The protestors rallied around Myanmar on Tuesday, 100 days after the overthrow of the Generals of the elected government plunged the country into its biggest crisis in decades, to denounce its military leaders.
Protesters participate in protests to escape security forces, motorcyclist convoys, and flash protests. Three-fingering gestures of defiance were made, while anti-coupe groups repeated calls to overturn a junta condemned to kill hundreds of civilians around the world.
Since the seizure of power, on February first, the Junta has struggled to govern Myanmar with protests, strikes and a civil disobedience action that paralyzes enterprises and bureaucrats.
Demonstrators held a flag in Yangon’s largest city, “Yangon strikes to remove the enemy” as demonstrators marched in Hpakant, north Kachin, singing “The revolution must prevail.”
Protestors in Hpakant, Saigang and elsewhere had signs in support of strikes and a coalition of anti-junta members called the National Union Government (NUG), a coalition of legitimate authority in Myanmar.
Hours before a coup the military arrested Aung San Suu Kyi, elected leader, saying that it was intended to protect the country’s emerging democracy after an election in November that it claimed was marred by fraud.
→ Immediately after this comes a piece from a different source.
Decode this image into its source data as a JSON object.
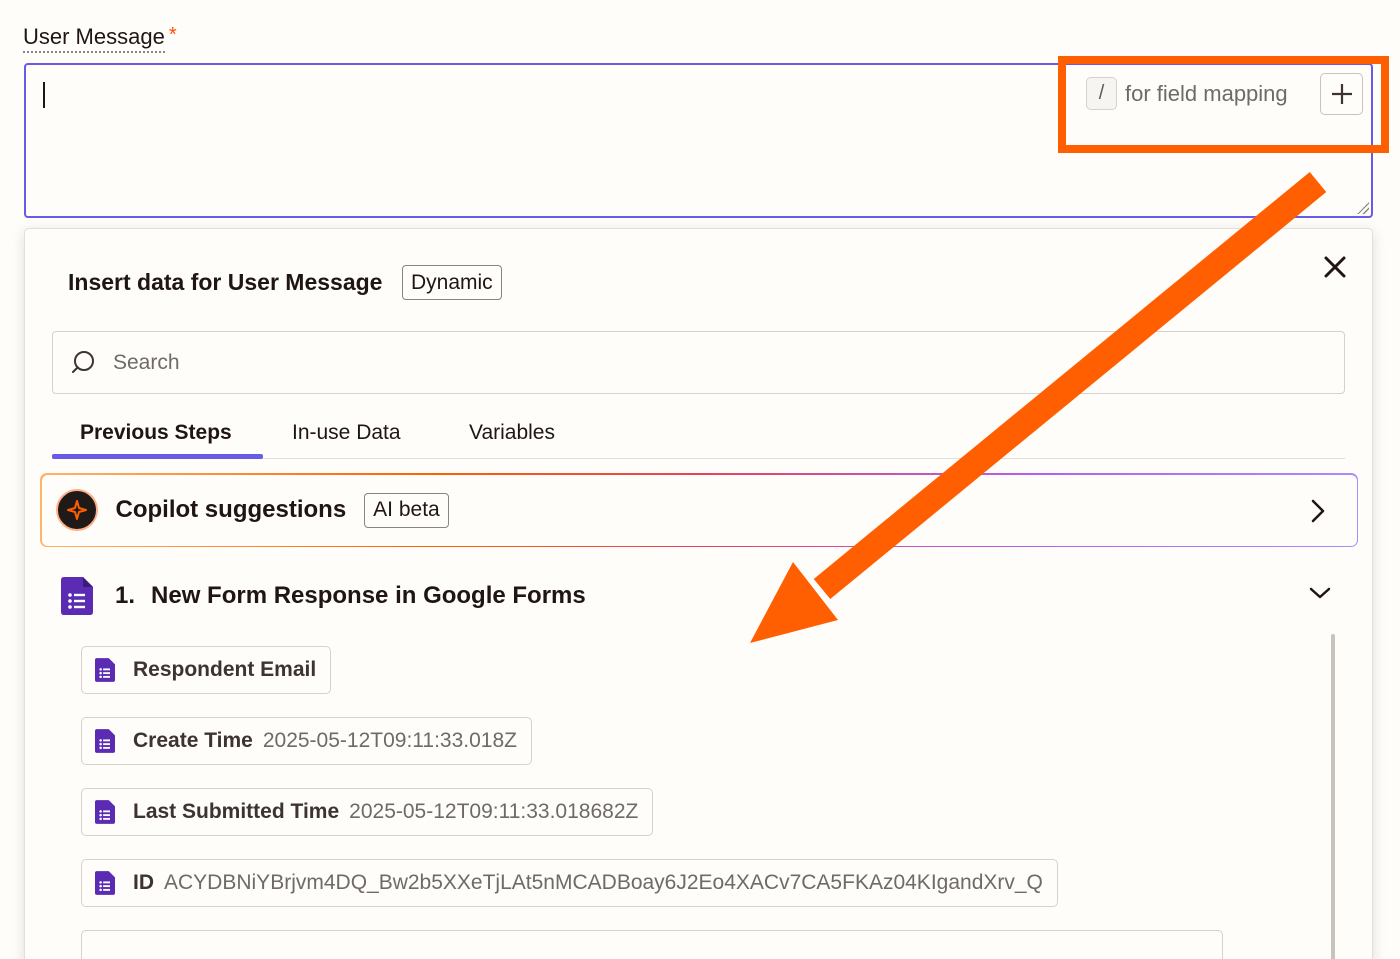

That was rejected by Suu Kyi’s party, which won in the riot.
The Junta has shown no sign of compromise, despite the fact that limited economic sanctions were imposed by the USA, the EU and others. It is supported tacitly by neighboring China, a leading investor and a permanent UN Security Council member.
The protests on Tuesday occurred in the midst of sporadic violence, including fatal attacks on military-appointed officials and a week of small blasts involving domestic bombs, which the Junta claims are the work of the ousted government.
The NUG said that many of the unrest were orchestrated by the military to intensify its repression.
News reports and information circulation within Myanmar have been severely affected since the coup with internet access restrictions, the banning of foreign broadcasting and certain news organizations, accused of instigating rebellion by authorities.
According to the monitoring group the Association for Political Prisoners, which is used by the United Nations, killed 781 people since the coup, including52 children, and 3,843 people.
On Tuesday, the UN human rights body said that military efforts to consolidate power were not reluctant.
He said in a statement that violations of human rights went beyond murder, involving homeless raids, forced disappearances, illegal detention and thousands of officials who were dismissed or suspended.
Rupert Colville, UN High Commissioner for Human Rights Spreader stated that “it is clear that there needs to be greater international engagement to prevent the situation of human rights in Myanmar from deteriorating further.